About this task >> Leaving out every image, restate all the records word for word.

Exercise input >>
/---
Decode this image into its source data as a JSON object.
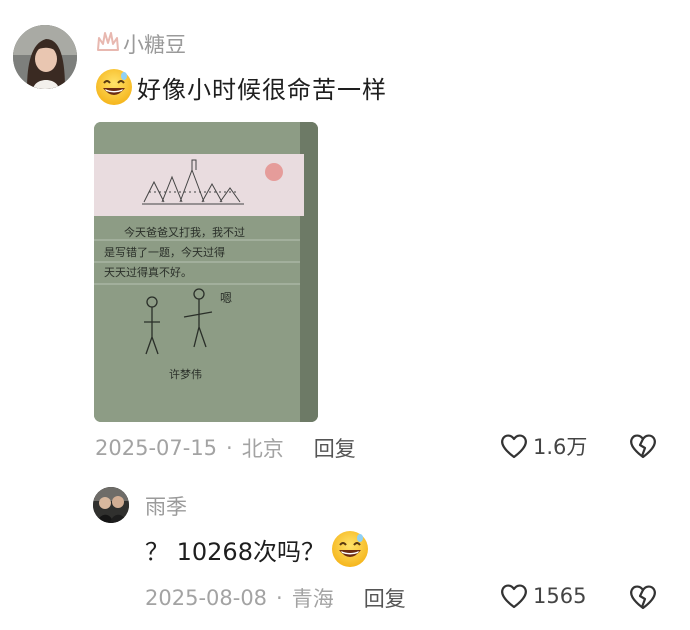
{
  "comment": {
    "username": "小糖豆",
    "text": "好像小时候很命苦一样",
    "date": "2025-07-15",
    "location": "北京",
    "reply_label": "回复",
    "likes": "1.6万",
    "emoji": "grinning-sweat-emoji",
    "photo_text": {
      "line1": "今天爸爸又打我，我不过",
      "line2": "是写错了一题，今天过得",
      "line3": "天天过得真不好。",
      "bubble": "嗯",
      "signature": "许梦伟"
    }
  },
  "reply": {
    "username": "雨季",
    "text": "？ 10268次吗？",
    "date": "2025-08-08",
    "location": "青海",
    "reply_label": "回复",
    "likes": "1565",
    "emoji": "grinning-sweat-emoji"
  },
  "separator": "·",
  "colors": {
    "meta_gray": "#a3a3a3",
    "name_gray": "#9a9a9a",
    "text": "#1e1e1e",
    "paper_green": "#8e9e86"
  }
}
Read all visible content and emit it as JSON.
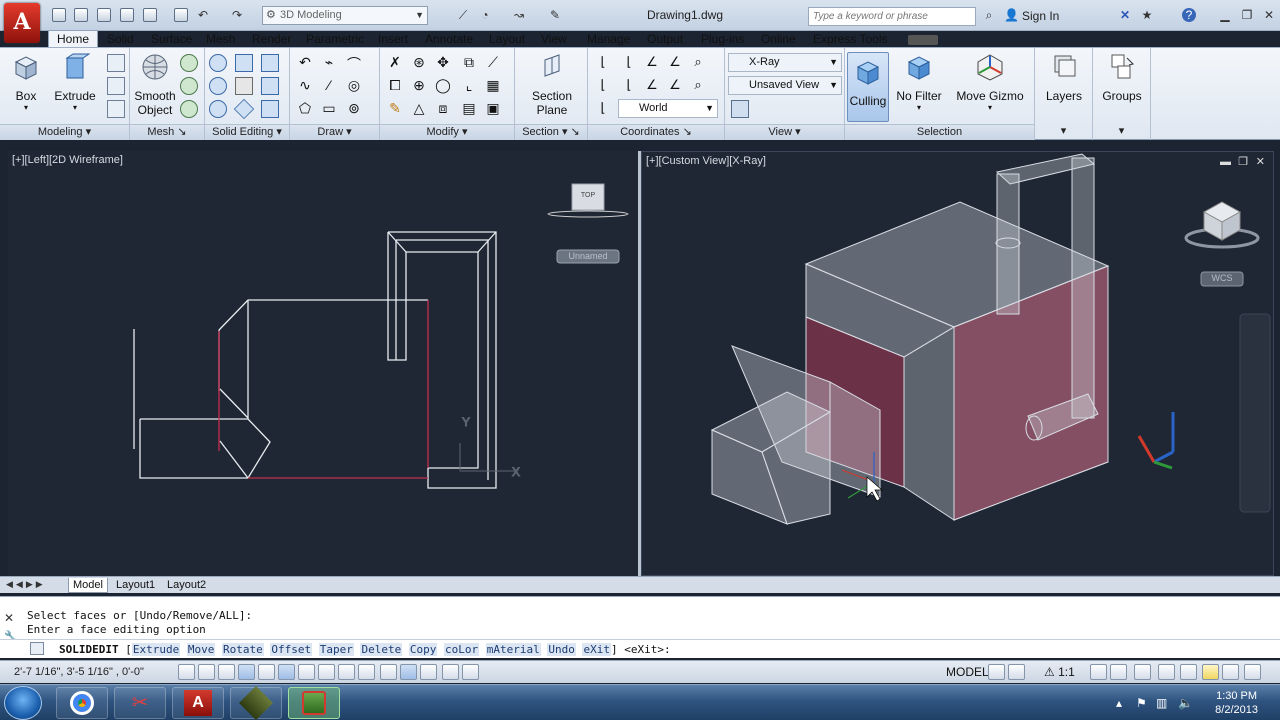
{
  "window": {
    "app_logo": "A",
    "workspace": "3D Modeling",
    "doc_title": "Drawing1.dwg",
    "search_placeholder": "Type a keyword or phrase",
    "signin": "Sign In",
    "help": "?"
  },
  "tabs": [
    "Home",
    "Solid",
    "Surface",
    "Mesh",
    "Render",
    "Parametric",
    "Insert",
    "Annotate",
    "Layout",
    "View",
    "Manage",
    "Output",
    "Plug-ins",
    "Online",
    "Express Tools"
  ],
  "ribbon": {
    "modeling": {
      "title": "Modeling",
      "box": "Box",
      "extrude": "Extrude"
    },
    "mesh": {
      "title": "Mesh",
      "smooth_1": "Smooth",
      "smooth_2": "Object"
    },
    "solid_editing": {
      "title": "Solid Editing"
    },
    "draw": {
      "title": "Draw"
    },
    "modify": {
      "title": "Modify"
    },
    "section": {
      "title": "Section",
      "plane_1": "Section",
      "plane_2": "Plane"
    },
    "coordinates": {
      "title": "Coordinates",
      "ucs": "World"
    },
    "view": {
      "title": "View",
      "visual_style": "X-Ray",
      "saved_view": "Unsaved View"
    },
    "selection": {
      "title": "Selection",
      "culling": "Culling",
      "no_filter": "No Filter",
      "move_gizmo": "Move Gizmo"
    },
    "layers": {
      "title": "Layers"
    },
    "groups": {
      "title": "Groups"
    }
  },
  "viewports": {
    "left": {
      "label": "[+][Left][2D Wireframe]",
      "viewcube": "TOP",
      "named_view": "Unnamed"
    },
    "right": {
      "label": "[+][Custom View][X-Ray]",
      "wcs": "WCS"
    }
  },
  "layout_tabs": [
    "Model",
    "Layout1",
    "Layout2"
  ],
  "command": {
    "history_1": "Select faces or [Undo/Remove/ALL]:",
    "history_2": "Enter a face editing option",
    "cmd_name": "SOLIDEDIT",
    "options": [
      "Extrude",
      "Move",
      "Rotate",
      "Offset",
      "Taper",
      "Delete",
      "Copy",
      "coLor",
      "mAterial",
      "Undo",
      "eXit"
    ],
    "default": "<eXit>:"
  },
  "status": {
    "coords": "2'-7 1/16\",  3'-5 1/16\"  , 0'-0\"",
    "model": "MODEL",
    "scale": "1:1"
  },
  "taskbar": {
    "time": "1:30 PM",
    "date": "8/2/2013"
  },
  "colors": {
    "viewport_bg": "#1f2734",
    "face_highlight": "#a23a56",
    "app_red": "#c9251a"
  }
}
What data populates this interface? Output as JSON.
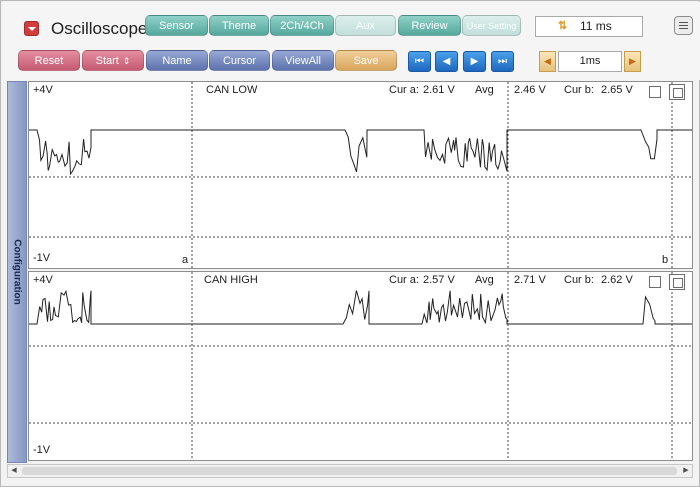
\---
The answer >>
Decode this image into its source data as a JSON object.
{
  "comment": {
    "username": "小糖豆",
    "text": "好像小时候很命苦一样",
    "date": "2025-07-15",
    "location": "北京",
    "reply_label": "回复",
    "likes": "1.6万",
    "emoji": "grinning-sweat-emoji",
    "photo_text": {
      "line1": "今天爸爸又打我，我不过",
      "line2": "是写错了一题，今天过得",
      "line3": "天天过得真不好。",
      "bubble": "嗯",
      "signature": "许梦伟"
    }
  },
  "reply": {
    "username": "雨季",
    "text": "？ 10268次吗？",
    "date": "2025-08-08",
    "location": "青海",
    "reply_label": "回复",
    "likes": "1565",
    "emoji": "grinning-sweat-emoji"
  },
  "separator": "·",
  "colors": {
    "meta_gray": "#a3a3a3",
    "name_gray": "#9a9a9a",
    "text": "#1e1e1e",
    "paper_green": "#8e9e86"
  }
}
Read all visible content and emit it as JSON.
{
  "window": {
    "app_logo": "A",
    "workspace": "3D Modeling",
    "doc_title": "Drawing1.dwg",
    "search_placeholder": "Type a keyword or phrase",
    "signin": "Sign In",
    "help": "?"
  },
  "tabs": [
    "Home",
    "Solid",
    "Surface",
    "Mesh",
    "Render",
    "Parametric",
    "Insert",
    "Annotate",
    "Layout",
    "View",
    "Manage",
    "Output",
    "Plug-ins",
    "Online",
    "Express Tools"
  ],
  "ribbon": {
    "modeling": {
      "title": "Modeling",
      "box": "Box",
      "extrude": "Extrude"
    },
    "mesh": {
      "title": "Mesh",
      "smooth_1": "Smooth",
      "smooth_2": "Object"
    },
    "solid_editing": {
      "title": "Solid Editing"
    },
    "draw": {
      "title": "Draw"
    },
    "modify": {
      "title": "Modify"
    },
    "section": {
      "title": "Section",
      "plane_1": "Section",
      "plane_2": "Plane"
    },
    "coordinates": {
      "title": "Coordinates",
      "ucs": "World"
    },
    "view": {
      "title": "View",
      "visual_style": "X-Ray",
      "saved_view": "Unsaved View"
    },
    "selection": {
      "title": "Selection",
      "culling": "Culling",
      "no_filter": "No Filter",
      "move_gizmo": "Move Gizmo"
    },
    "layers": {
      "title": "Layers"
    },
    "groups": {
      "title": "Groups"
    }
  },
  "viewports": {
    "left": {
      "label": "[+][Left][2D Wireframe]",
      "viewcube": "TOP",
      "named_view": "Unnamed"
    },
    "right": {
      "label": "[+][Custom View][X-Ray]",
      "wcs": "WCS"
    }
  },
  "layout_tabs": [
    "Model",
    "Layout1",
    "Layout2"
  ],
  "command": {
    "history_1": "Select faces or [Undo/Remove/ALL]:",
    "history_2": "Enter a face editing option",
    "cmd_name": "SOLIDEDIT",
    "options": [
      "Extrude",
      "Move",
      "Rotate",
      "Offset",
      "Taper",
      "Delete",
      "Copy",
      "coLor",
      "mAterial",
      "Undo",
      "eXit"
    ],
    "default": "<eXit>:"
  },
  "status": {
    "coords": "2'-7 1/16\",  3'-5 1/16\"  , 0'-0\"",
    "model": "MODEL",
    "scale": "1:1"
  },
  "taskbar": {
    "time": "1:30 PM",
    "date": "8/2/2013"
  },
  "colors": {
    "viewport_bg": "#1f2734",
    "face_highlight": "#a23a56",
    "app_red": "#c9251a"
  }
}
What data populates this interface? Output as JSON.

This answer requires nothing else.